The Giants bullpen was perfect last night for the last four innings, and that was the reason Cain got his 9th win. One of the benefits of having 3 starters averaging over 7 innings a start (Cain, Bumgarner and Vogelsong) is the health of the bullpen, and the Giants ‘pen has been very good all year long.
I’d be curious to see how they fare after a PG/NO as compared to how they perform after an outing where they threw a similar number of pitches. Seems to be like that might isolate the difference between a guy just being worn down from a high pitch count vs the ancillary issues surrounding throwing a PG/NO that impact a pitcher the next time out (media, etc…)
Comment by MrKnowNothing — June 19, 2012 @ 5:43 pm
Observing that the 4-seam fastball gets poorer results in the start after the no-hitter than it did in the no hitter tells us nothing interesting or useful. No-hitters are samples of extremely positive results for the pitcher, while for all we know the start afterward is just like any other random start; the “Follow-Ups” chart above may mimic the average baseline of pitchers in this sample. Do the same research for X pitch type compared to the Nth start before/after the no hitter and you may find similar results.
I totally agree with this point. Why do people who get super-lucky and draw an inside straight wind up with lousier hands the next time?
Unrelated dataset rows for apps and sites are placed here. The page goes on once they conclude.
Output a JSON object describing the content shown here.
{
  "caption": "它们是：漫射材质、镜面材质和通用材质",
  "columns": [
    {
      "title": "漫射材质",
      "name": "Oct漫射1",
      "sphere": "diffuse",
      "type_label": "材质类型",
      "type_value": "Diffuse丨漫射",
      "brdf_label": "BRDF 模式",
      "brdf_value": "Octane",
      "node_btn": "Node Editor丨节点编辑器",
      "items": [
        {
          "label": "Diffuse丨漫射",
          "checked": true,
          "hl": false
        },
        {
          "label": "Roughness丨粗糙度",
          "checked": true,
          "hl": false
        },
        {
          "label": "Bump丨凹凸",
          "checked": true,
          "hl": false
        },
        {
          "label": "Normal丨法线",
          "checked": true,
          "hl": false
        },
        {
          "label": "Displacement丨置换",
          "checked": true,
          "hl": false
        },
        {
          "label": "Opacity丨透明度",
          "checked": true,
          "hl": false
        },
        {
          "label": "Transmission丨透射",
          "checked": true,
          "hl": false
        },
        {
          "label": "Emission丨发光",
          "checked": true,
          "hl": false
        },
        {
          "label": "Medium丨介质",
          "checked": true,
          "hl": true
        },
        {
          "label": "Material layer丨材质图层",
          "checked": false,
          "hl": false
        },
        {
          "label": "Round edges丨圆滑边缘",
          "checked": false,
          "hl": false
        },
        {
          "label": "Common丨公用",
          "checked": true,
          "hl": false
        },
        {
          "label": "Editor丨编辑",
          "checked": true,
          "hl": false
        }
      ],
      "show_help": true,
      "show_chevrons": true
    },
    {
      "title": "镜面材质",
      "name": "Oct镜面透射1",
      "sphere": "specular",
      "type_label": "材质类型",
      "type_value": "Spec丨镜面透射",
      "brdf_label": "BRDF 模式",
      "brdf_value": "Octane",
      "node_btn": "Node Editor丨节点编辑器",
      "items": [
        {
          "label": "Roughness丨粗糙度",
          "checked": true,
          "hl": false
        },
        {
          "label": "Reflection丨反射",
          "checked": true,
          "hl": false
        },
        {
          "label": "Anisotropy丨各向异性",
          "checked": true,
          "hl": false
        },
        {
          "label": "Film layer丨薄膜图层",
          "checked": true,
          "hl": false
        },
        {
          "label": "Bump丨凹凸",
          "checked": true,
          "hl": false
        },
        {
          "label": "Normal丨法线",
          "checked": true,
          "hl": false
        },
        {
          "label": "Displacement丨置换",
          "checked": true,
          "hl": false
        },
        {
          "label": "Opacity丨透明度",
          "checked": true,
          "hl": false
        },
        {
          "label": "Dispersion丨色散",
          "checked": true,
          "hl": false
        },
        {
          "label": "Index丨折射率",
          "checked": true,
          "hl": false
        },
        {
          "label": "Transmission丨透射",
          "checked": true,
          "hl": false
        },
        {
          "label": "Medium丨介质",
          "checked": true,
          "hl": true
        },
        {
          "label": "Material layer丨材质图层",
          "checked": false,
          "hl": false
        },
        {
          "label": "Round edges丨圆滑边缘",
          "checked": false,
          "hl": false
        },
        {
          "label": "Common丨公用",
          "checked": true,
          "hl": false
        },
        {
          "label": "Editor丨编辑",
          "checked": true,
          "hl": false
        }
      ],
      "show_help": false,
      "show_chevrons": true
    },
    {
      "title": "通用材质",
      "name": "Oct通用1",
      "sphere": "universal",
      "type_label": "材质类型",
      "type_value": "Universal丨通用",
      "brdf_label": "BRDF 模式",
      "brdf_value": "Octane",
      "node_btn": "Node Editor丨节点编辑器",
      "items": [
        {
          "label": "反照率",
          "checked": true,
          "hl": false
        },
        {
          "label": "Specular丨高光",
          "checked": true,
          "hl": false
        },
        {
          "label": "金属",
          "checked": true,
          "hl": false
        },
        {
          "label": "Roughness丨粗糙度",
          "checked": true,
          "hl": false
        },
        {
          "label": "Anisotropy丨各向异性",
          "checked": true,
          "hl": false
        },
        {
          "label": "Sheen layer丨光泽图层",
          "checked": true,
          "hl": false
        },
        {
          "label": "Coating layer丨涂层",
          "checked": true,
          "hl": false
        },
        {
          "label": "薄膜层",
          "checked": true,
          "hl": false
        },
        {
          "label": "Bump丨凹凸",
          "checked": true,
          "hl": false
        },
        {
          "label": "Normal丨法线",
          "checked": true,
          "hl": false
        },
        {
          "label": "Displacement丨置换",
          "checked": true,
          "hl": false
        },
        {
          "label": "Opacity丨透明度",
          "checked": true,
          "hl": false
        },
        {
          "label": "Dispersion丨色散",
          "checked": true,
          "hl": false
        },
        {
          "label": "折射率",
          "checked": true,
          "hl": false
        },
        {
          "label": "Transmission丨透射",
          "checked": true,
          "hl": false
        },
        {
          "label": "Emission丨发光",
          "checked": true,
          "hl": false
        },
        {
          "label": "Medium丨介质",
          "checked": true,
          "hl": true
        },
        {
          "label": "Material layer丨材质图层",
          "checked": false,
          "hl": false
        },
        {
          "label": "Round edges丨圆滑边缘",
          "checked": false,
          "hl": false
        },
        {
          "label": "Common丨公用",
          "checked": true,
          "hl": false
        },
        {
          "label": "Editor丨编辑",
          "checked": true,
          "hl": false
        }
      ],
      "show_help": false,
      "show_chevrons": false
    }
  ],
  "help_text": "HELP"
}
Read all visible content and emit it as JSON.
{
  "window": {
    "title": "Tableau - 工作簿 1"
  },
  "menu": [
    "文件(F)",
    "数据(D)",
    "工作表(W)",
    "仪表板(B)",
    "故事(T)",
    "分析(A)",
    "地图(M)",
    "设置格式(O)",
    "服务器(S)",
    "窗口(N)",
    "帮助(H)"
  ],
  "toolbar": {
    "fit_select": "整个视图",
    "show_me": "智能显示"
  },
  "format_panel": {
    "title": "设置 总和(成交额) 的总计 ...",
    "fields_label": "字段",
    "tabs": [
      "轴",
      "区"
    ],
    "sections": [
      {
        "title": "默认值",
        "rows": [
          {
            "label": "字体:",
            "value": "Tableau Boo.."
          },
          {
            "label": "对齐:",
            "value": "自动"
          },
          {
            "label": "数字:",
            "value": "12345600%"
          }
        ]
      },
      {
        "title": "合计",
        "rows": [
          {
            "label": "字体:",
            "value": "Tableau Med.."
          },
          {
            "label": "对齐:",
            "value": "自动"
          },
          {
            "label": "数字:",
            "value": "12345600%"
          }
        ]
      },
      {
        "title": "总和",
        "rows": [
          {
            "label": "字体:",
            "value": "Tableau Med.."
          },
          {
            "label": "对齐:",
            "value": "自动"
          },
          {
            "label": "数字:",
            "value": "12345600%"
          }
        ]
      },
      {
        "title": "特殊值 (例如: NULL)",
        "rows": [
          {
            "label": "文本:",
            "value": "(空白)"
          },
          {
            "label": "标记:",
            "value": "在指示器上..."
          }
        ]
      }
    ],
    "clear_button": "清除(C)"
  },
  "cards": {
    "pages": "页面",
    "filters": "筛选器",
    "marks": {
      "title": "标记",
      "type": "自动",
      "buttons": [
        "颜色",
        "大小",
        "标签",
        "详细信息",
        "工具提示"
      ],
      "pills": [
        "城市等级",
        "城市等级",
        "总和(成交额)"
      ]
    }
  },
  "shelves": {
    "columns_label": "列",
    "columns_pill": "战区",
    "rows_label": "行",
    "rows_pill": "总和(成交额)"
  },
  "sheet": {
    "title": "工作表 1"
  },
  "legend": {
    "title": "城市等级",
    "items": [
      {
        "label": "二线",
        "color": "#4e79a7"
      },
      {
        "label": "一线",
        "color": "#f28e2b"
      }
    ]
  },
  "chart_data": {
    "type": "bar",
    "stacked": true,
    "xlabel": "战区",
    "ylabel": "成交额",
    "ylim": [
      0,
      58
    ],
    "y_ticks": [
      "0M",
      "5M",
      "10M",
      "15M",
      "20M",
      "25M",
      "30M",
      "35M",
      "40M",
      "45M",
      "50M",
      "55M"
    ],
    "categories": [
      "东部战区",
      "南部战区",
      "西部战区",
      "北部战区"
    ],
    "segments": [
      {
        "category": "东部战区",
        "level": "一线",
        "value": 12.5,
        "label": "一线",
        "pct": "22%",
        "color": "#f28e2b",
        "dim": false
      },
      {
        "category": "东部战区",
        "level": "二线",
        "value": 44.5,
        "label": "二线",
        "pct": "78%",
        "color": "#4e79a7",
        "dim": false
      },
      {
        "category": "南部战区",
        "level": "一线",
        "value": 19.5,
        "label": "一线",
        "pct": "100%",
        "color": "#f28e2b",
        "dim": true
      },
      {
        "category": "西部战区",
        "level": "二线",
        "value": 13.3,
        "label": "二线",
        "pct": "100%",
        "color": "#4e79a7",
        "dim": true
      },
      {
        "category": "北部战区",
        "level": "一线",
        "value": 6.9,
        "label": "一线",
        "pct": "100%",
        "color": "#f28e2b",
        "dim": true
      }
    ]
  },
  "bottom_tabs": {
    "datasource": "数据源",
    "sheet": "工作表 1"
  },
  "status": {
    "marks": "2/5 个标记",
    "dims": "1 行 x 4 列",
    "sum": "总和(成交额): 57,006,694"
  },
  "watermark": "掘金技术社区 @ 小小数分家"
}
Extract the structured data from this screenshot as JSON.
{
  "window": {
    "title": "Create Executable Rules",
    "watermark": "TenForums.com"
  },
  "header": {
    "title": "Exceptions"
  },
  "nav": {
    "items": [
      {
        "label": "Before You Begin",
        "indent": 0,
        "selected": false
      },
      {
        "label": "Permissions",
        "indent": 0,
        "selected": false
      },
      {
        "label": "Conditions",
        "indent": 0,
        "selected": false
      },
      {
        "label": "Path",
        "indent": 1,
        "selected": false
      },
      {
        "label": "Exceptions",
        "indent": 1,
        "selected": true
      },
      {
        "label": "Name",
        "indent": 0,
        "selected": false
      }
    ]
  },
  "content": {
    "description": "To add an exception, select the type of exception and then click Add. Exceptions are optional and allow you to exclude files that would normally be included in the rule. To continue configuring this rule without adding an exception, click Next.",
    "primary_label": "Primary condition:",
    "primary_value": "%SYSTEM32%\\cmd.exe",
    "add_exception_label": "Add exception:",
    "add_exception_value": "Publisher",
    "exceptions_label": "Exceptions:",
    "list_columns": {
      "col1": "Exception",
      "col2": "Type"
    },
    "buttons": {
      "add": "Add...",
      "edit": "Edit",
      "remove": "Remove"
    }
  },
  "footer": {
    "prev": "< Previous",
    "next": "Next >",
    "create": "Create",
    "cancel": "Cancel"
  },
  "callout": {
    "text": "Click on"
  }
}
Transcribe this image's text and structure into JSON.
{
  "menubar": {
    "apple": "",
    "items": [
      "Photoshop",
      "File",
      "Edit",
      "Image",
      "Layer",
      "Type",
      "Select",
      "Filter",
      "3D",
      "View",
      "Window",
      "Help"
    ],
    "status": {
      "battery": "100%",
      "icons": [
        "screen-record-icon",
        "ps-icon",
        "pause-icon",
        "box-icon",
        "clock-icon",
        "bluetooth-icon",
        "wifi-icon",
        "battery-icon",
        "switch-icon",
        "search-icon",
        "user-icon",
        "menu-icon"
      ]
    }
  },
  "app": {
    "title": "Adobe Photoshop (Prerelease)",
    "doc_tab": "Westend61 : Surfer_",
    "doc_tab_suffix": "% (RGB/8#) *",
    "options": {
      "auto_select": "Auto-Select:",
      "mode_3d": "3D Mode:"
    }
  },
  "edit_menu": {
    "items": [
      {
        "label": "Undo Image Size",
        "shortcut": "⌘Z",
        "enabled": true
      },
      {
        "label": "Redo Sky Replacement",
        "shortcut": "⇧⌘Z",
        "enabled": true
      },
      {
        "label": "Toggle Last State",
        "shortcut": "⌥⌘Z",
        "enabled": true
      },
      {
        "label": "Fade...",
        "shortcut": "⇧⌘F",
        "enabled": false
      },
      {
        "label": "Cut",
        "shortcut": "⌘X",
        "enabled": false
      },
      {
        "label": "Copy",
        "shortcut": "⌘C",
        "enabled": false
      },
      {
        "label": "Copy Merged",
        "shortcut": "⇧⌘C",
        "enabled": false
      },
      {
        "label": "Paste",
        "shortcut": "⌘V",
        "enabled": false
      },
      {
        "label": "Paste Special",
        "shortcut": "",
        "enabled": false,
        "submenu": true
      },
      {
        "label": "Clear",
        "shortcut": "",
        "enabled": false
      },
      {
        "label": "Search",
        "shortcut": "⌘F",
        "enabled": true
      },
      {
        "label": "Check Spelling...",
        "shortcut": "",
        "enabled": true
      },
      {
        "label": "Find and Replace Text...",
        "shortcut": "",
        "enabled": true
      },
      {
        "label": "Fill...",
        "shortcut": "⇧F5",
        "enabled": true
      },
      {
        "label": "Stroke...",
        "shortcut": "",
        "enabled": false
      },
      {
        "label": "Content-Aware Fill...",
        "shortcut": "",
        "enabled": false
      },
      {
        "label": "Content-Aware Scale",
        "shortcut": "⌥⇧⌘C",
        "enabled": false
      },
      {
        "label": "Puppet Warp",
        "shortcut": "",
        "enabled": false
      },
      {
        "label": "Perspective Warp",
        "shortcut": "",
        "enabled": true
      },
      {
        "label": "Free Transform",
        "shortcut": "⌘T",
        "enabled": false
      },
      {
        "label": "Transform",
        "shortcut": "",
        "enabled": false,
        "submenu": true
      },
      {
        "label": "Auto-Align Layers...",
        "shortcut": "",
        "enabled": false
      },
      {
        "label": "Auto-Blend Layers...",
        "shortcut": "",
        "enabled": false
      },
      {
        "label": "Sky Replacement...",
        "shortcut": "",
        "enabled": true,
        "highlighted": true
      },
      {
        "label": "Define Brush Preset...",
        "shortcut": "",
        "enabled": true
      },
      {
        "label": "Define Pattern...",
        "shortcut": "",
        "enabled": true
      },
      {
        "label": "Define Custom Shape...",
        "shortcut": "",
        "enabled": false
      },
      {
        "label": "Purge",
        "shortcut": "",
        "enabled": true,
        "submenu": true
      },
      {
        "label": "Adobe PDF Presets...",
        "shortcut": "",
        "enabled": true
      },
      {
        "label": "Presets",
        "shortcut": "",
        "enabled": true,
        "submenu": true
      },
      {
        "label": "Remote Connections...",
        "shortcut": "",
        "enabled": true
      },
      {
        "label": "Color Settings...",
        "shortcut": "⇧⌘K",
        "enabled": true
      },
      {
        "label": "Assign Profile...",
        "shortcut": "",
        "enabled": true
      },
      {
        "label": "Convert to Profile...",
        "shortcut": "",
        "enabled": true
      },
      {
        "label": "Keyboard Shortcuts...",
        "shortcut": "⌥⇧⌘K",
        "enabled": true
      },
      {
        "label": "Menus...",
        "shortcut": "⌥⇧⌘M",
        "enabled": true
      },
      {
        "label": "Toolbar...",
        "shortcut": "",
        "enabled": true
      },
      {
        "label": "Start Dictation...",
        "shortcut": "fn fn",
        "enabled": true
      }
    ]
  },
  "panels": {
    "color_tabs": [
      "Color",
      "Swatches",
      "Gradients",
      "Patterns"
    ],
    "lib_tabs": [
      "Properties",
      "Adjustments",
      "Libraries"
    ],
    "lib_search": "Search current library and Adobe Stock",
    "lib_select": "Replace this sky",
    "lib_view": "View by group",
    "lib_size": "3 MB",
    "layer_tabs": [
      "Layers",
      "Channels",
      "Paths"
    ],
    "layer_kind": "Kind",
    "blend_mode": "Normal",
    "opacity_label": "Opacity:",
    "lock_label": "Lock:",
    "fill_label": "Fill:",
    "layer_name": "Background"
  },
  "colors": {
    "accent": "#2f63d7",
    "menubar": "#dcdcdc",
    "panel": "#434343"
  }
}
Maybe because you’ve cherry-picked the luckiest outcome possible?
I also agree with the poster who said it was hard to understand the points made about the graph. In any case, I’d rather see a comparison of pitch quality (speed, movement, location) than pitch outcome. We already know it wasn’t another no-hitter.
I have often wondered if pitchers perform worse than usual after an outstanding performance where they pitched longer than usual. Thanks for providing an answer.
Specifically, I wondered if it was actually a poor decision for the team to have left Cain in so long with up to a 10-point lead.
Cain was clearly far worse due to being exhausted in his next start, and the Giants were fortunate to pull out a win despite his poor performance.
I will be interested to see how Cain fares in his next start, and I’d be interested in an analysis of how the other pitchers performed in their 2nd start following the great one.
Comment by Hurtlockertwo — June 20, 2012 @ 12:53 pm
A 10-“point” lead? Seriously though, you think any team is even going to consider taking out a pitcher who’s got a perfect game going? Particularly a perfectly healthy, 200+ inning every year workhorse who’d gone 120+ pitches many times in his career before (with no apparent negative impact on future performance)? Come on.
I’m not surprised that Cain was not sharp his next time out. He did extend himself in the perfecto, being conscious of it the entire game and trying to make every pitch perfect and therefore every one a stress pitch even with that 10 run lead. Then there’s the natural letdown on top of that and the fact that he was facing a better offensive club. Still though, he managed to pitch well enough to win. What will he do his next time out? Who the heck knows. But whatever he does, I doubt that what he did 2 starts ago will have anything to do with it.